No one wants to think about the possibility of losing control over their finances. Yet, it's a very real possibility for virtually all of us. Fortunately, a Durable Power of Attorney (POA) is a powerful tool designed to help protect your assets and future. Let's take a closer look at the POA and how it can be used as a component of your more holistic estate planning strategy to help create the future you've envisioned.
A Power of Attorney in New York is a written document that allows you, the Principal, to legally designate someone you trust to act on your behalf as to financial transactions during your lifetime. This person could be a spouse, another family member, relative, or friend, who will be known as your "Agent."

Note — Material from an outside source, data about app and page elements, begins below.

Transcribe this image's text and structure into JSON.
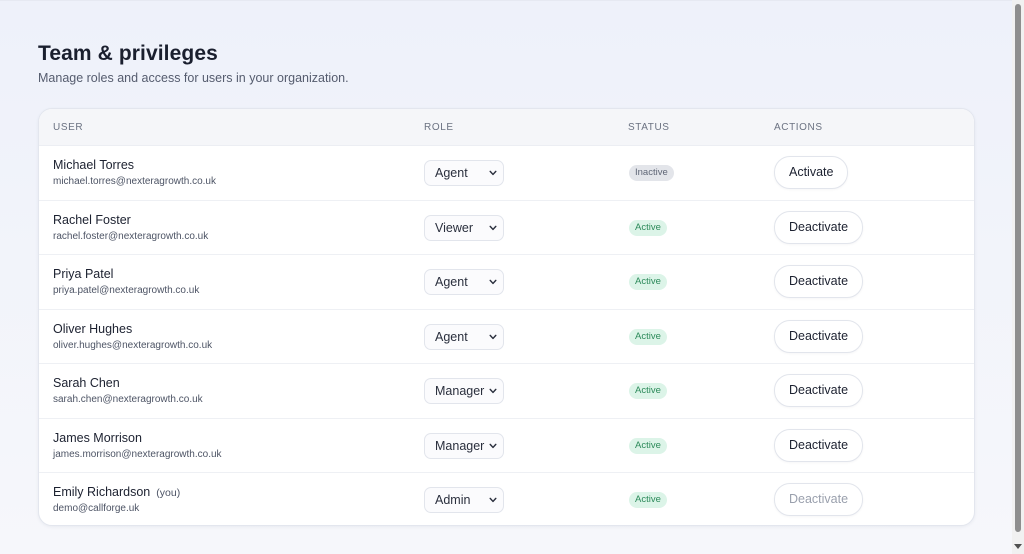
{
  "header": {
    "title": "Team & privileges",
    "subtitle": "Manage roles and access for users in your organization."
  },
  "table": {
    "columns": [
      "USER",
      "ROLE",
      "STATUS",
      "ACTIONS"
    ],
    "rows": [
      {
        "name": "Michael Torres",
        "you": "",
        "email": "michael.torres@nexteragrowth.co.uk",
        "role": "Agent",
        "status": "Inactive",
        "status_kind": "inactive",
        "action": "Activate",
        "action_enabled": true
      },
      {
        "name": "Rachel Foster",
        "you": "",
        "email": "rachel.foster@nexteragrowth.co.uk",
        "role": "Viewer",
        "status": "Active",
        "status_kind": "active",
        "action": "Deactivate",
        "action_enabled": true
      },
      {
        "name": "Priya Patel",
        "you": "",
        "email": "priya.patel@nexteragrowth.co.uk",
        "role": "Agent",
        "status": "Active",
        "status_kind": "active",
        "action": "Deactivate",
        "action_enabled": true
      },
      {
        "name": "Oliver Hughes",
        "you": "",
        "email": "oliver.hughes@nexteragrowth.co.uk",
        "role": "Agent",
        "status": "Active",
        "status_kind": "active",
        "action": "Deactivate",
        "action_enabled": true
      },
      {
        "name": "Sarah Chen",
        "you": "",
        "email": "sarah.chen@nexteragrowth.co.uk",
        "role": "Manager",
        "status": "Active",
        "status_kind": "active",
        "action": "Deactivate",
        "action_enabled": true
      },
      {
        "name": "James Morrison",
        "you": "",
        "email": "james.morrison@nexteragrowth.co.uk",
        "role": "Manager",
        "status": "Active",
        "status_kind": "active",
        "action": "Deactivate",
        "action_enabled": true
      },
      {
        "name": "Emily Richardson",
        "you": "(you)",
        "email": "demo@callforge.uk",
        "role": "Admin",
        "status": "Active",
        "status_kind": "active",
        "action": "Deactivate",
        "action_enabled": false
      }
    ]
  },
  "icons": {
    "role_dropdown": "chevron-down-icon",
    "scroll_down": "scroll-down-arrow-icon"
  },
  "colors": {
    "active_badge_bg": "#dcf4e8",
    "active_badge_text": "#2c8a5a",
    "inactive_badge_bg": "#e3e5ea",
    "inactive_badge_text": "#5f6676"
  }
}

A POA in NY can be drafted to give the agent a wide range of financial powers and can be used to allow the agent to do things such as pay bills, sign checks, sell property, or do other acts specified in the document. After executing the Power of Attorney, you will continue to retain your rights to act on your own behalf, such as to control your financial affairs. The POA will remain in effect until death unless you revoke it. Revocation can be done at any time as you see fit.
A Durable General Power of Attorney becomes immediately effective the moment it is executed and remains in effect even if you become incapacitated. When validly executed, it avoids the need for a guardianship proceeding in court. Some individuals may prepare a Durable POA alongside a Living Will and Health Care Proxy to ensure financial and health matters stay in the hands of those they trust.
The desire of the principal to make gifts and other asset transfers for estate and Medicaid planning purposes typically drives the execution of a Power of Attorney in New York. Needless to say, allowing someone else to control your money is a big leap of faith. This led to an amendment of the New York law governing Powers of Attorney.
Legislators needed to ensure both the principal and the agent clearly understood the nature of the powers vested under this legal document as well as the responsibilities and consequences of using these powers. The changes were also aimed at apprising the agent of the consequences of such authority, particularly in relation to asset transfers and gift giving.
The law took it a step further, mandating that the principal sign a Statutory Gifts Rider in order to grant authority for an appointed agent or agents to make gifts and asset transfers beyond a nominal amount. Additionally, all appointed agents must accept the appointment by signing the Power of Attorney document.
Are you looking to retain control of your future? A Power of Attorney is a powerful document that helps protect your assets by allowing you to appoint someone you trust to manage your financial affairs. The Elder Law attorneys of Cona Elder Law offer decades of experience helping older adults and their families create a viable plan for the future.
Contact Cona Elder Law today to gracefully grow older with us.
Cona Elder Law is a full service law firm based in Melville, LI. Our firm concentrates in the areas of elder law, estate planning, estate administration and litigation, special needs planning and health care facility representation. We are proud to have been recognized for our innovative strategies, creative techniques and unparalleled negotiating skills unendingly driven toward our paramount objective - satisfying the needs of our clients.
What Does an Elder Care Attorney Do?
Best Practices for Choosing an Elder Law Attorney
I’m Not Rich…Do I Need An Elder Care Attorney?
Death of a Gun Owner: Criminal Liability for an Heir?
In Wake of Guardianship Account Thefts, Strict Compliance Stressed
Elder Law Mediation: A Good Alternative to Litigation